Yes theirs a bug in Sing# but then again, this isnt a production OS, and do to it's inherit design it shouldn't take them too long to find and fix it, The good thing is they know about the bug, and will resolve it and others that might rear their ugly head. Seems like a pretty secure development cycle to me for a non-production OS especially.

Reply Score: 2

RE: LOL
by Bahadir on Thu 28th Jun 2007 17:04 UTC in reply to "LOL"
Bahadir Member since:
2007-05-19

Singularity targets using software to protect because then it protects EVERYONE REGARDLESS. If it relyed on a hardware chip for protection or any other hardware change it would narrow the field that it is protecting. By developing a strong set of software to protect it then it will work regardless of hardware...


What about software? Looks like it will require special compilers, manifests, security hashing algorithms etc.

Whereas when I program in C for example, I can write a program that takes up maybe 100 bytes in the process image? That's exactly why still we have C. What you see is what you get.

Microsoft has a wide view not narrow they target the world, old and new computers, from various manufacturers and as such can't depend on a hardware resource being present.


well for things like this to work on old computers, it must be very rigorous and compact (hint: C). It should not add more requirements than existing ones. (manifests, security, just to compile a few bytes of assembler). Anyway, I like the idea, but it can be maybe a sandbox, not a whole OS. And by the way, I've heard that Vista requires 1GB ram to work well? Is that how they support old hardware?

Reply Score: 1

JNode
by Morin on Fri 29th Jun 2007 13:48 UTC
Morin
Member since:
2005-12-31

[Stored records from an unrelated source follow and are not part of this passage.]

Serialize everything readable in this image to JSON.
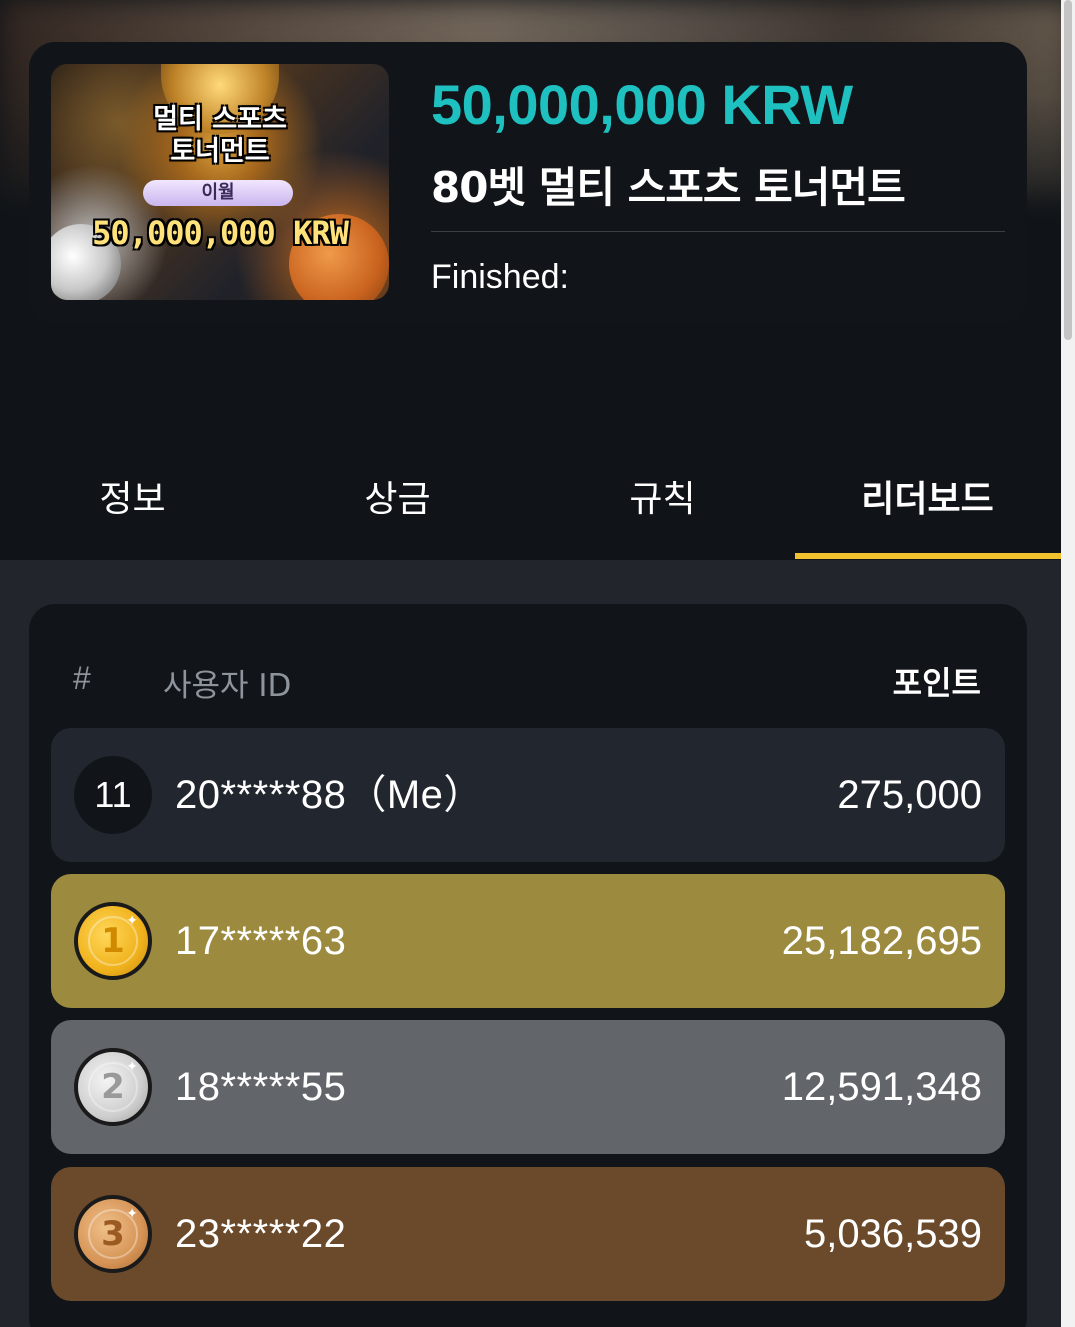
{
  "tournament": {
    "thumb": {
      "title_line1": "멀티 스포츠",
      "title_line2": "토너먼트",
      "pill": "이월",
      "amount": "50,000,000 KRW"
    },
    "prize": "50,000,000 KRW",
    "name": "80벳 멀티 스포츠 토너먼트",
    "status": "Finished:"
  },
  "tabs": [
    {
      "label": "정보",
      "active": false
    },
    {
      "label": "상금",
      "active": false
    },
    {
      "label": "규칙",
      "active": false
    },
    {
      "label": "리더보드",
      "active": true
    }
  ],
  "leaderboard": {
    "headers": {
      "rank": "#",
      "user": "사용자 ID",
      "points": "포인트"
    },
    "me": {
      "rank": "11",
      "user": "20*****88（Me）",
      "points": "275,000"
    },
    "rows": [
      {
        "rank": "1",
        "user": "17*****63",
        "points": "25,182,695",
        "medal": "gold"
      },
      {
        "rank": "2",
        "user": "18*****55",
        "points": "12,591,348",
        "medal": "silver"
      },
      {
        "rank": "3",
        "user": "23*****22",
        "points": "5,036,539",
        "medal": "bronze"
      }
    ]
  },
  "colors": {
    "accent_prize": "#1fc0c0",
    "tab_underline": "#f2c12e",
    "gold_row": "#9c8a3e",
    "silver_row": "#62656a",
    "bronze_row": "#6a4a2a"
  }
}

I wonder why nobody has mentioned JNode yet, as it's a similar thing done in Java. The IPC seems to be a bit different (shared objects are allowed), but the basic idea about protection due to managed code is the same.

http://www.jnode.org

Reply Score: 2